| WHAT YOU WILL DO |
Would you please copy each line of the listing that mentions "Maximum"?

| AVAILABLE RECORDS |
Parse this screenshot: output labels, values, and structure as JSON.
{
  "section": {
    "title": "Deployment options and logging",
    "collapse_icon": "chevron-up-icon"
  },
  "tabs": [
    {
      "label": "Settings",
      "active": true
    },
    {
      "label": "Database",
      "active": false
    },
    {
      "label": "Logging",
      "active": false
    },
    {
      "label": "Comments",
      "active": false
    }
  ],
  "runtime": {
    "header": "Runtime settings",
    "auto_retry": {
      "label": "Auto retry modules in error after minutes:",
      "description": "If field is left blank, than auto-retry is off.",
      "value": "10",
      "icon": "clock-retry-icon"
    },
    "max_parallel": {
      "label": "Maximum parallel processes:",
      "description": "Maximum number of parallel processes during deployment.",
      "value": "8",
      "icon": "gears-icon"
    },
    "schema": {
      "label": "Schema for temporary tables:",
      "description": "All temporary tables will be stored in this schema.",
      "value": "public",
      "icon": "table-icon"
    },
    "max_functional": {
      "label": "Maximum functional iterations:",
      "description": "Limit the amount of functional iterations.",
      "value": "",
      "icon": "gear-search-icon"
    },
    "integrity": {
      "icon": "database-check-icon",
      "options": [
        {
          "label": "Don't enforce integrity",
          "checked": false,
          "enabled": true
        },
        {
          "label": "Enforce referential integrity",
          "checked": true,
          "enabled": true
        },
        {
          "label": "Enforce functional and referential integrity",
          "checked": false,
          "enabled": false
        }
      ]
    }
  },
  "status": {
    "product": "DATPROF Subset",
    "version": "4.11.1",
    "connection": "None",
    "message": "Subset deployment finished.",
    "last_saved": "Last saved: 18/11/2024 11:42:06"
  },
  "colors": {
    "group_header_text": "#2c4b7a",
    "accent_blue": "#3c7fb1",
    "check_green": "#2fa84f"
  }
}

| SOLVED PROBLEM |
      "label": "Maximum parallel processes:",
      "description": "Maximum number of parallel processes during deployment.",
      "label": "Maximum functional iterations:",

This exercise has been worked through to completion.